China's Fosun says not interested in Versace
MILAN/SHANGHAI Aug 29 (Reuters) - Chinese conglomerate Fosun has denied Italian press reports it was interested in buying into Italian fashion house Versace, which is mulling the sale of a stake to help fund growth.
In an unsourced report, Italian newspaper Il Sole 24 Ore had said Versace was considering selling a significant minority stake and that Shanghai-based Fosun was interested.
"This is incorrect so please do not report falsely," a spokeswoman for Fosun said on Friday.
Earlier this year Versace Chief Executive Gian Giacomo Ferraris told Reuters the company may consider opening up to outside investors to help fund expansion in overseas markets such as Asia.
The fashion house, whose glittering gowns are worn by stars such as Lady Gaga and Madonna, hired investment banks Goldman Sachs and Intesa Sanpaolo's Banca Imi as advisers in May 2012, fuelling speculation of a sale.
But concerns over control of the company, owned by chief designer Donatella Versace, her 27-year-old daughter Allegra and Donatella's brother Santo, have delayed progress, investment sources close to the matter have told Reuters.
Il Sole said on Thursday a "teaser" - or data sheet about the company - had been sent at the end of July to some 10 investors potentially interested in the group and that a decisive meeting of Versace family members was scheduled for mid-September.
Two sources close to the situation told Reuters there had been no acceleration in the process to find a partner.
"The company has not yet decided if it is necessary to have an external investor put in capital," one of the sources said.
"We are still at a very preliminary stage, there is nothing firm on the table. In any case, it would certainly be a minority stake," the source said.
According to several sources, Qatar Holding and FSI, an Italian investment fund owned by state-controlled Cassa Depositi e Prestiti, could be interested in investing in the fashion house.
Qatar Holding signed a joint venture agreement with FSI last year to invest in Italian companies in sectors including food, fashion and luxury.

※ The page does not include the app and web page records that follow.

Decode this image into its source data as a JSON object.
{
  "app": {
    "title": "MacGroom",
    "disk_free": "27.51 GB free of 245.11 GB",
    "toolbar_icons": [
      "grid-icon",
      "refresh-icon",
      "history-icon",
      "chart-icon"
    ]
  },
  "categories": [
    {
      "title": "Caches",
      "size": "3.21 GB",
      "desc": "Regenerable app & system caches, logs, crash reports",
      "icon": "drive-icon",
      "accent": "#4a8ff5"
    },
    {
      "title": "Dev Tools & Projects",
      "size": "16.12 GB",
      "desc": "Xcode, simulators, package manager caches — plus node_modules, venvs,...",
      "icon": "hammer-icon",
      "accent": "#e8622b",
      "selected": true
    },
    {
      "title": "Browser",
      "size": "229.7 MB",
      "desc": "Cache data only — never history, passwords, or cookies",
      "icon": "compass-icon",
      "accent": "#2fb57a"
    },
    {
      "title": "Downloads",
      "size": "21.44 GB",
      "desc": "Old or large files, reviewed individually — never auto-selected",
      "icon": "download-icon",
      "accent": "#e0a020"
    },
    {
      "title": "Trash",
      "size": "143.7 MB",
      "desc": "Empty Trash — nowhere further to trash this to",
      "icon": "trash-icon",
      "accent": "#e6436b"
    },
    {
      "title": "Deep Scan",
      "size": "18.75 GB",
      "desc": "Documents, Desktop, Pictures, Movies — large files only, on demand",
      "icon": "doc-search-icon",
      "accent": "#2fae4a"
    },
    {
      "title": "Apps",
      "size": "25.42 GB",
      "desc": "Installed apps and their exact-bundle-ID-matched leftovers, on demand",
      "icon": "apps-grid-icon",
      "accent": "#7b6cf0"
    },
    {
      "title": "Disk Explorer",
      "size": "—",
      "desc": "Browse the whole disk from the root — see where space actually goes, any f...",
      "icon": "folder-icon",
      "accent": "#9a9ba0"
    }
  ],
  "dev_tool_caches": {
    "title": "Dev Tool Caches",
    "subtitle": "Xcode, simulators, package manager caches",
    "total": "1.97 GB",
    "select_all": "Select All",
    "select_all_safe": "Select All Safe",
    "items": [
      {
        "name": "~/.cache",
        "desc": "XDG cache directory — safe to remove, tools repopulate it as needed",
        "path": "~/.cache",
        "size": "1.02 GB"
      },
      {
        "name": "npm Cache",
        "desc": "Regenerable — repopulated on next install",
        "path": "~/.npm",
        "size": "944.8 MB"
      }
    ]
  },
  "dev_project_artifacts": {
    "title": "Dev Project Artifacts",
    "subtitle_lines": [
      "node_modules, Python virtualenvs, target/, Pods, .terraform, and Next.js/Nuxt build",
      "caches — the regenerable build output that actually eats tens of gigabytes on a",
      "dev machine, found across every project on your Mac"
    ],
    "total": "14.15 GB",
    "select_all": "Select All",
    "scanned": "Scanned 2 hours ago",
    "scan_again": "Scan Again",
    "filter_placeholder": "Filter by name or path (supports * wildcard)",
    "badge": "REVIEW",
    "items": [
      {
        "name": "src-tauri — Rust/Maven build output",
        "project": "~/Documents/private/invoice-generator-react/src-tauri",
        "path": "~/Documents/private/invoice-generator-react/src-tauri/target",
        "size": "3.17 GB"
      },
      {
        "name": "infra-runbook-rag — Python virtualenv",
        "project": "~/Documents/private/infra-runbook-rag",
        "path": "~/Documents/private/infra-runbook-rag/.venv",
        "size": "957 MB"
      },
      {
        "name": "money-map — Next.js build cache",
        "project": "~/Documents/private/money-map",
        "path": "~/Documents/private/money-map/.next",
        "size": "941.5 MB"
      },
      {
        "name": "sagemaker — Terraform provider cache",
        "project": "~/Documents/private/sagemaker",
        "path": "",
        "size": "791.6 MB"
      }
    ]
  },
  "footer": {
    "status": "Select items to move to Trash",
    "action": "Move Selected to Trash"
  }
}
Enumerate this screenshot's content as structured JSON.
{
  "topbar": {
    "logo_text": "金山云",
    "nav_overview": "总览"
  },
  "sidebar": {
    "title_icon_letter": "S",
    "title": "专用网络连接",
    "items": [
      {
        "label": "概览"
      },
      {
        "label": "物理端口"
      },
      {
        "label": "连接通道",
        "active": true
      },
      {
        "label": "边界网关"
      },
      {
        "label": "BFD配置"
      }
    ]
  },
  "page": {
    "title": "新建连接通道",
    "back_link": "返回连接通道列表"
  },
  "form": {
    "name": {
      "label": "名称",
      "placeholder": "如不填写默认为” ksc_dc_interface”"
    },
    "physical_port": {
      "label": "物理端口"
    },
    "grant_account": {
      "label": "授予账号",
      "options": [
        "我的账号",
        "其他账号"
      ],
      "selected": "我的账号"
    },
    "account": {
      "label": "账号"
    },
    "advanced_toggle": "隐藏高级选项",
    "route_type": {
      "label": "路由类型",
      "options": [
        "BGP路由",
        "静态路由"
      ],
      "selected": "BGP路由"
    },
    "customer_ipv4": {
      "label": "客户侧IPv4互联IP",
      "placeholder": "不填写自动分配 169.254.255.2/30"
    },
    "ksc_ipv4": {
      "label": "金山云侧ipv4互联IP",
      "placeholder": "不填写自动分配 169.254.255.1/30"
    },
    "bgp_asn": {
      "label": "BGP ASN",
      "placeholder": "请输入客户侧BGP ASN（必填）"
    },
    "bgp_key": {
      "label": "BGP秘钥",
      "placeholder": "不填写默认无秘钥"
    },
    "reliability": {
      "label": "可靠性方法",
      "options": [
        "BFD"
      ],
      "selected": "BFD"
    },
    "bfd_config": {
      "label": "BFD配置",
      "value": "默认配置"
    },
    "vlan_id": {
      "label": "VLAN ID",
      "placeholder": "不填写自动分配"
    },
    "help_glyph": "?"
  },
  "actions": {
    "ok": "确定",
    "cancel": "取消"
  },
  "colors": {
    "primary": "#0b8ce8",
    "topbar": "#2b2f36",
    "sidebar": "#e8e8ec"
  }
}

Versace was not immediately available for comment. FSI said it did not comment on market rumours. (Reporting by Stephen Jewkes and Massimo Gaia in Milan, Adam Jourdan in Shanghai; Editing by David Holmes)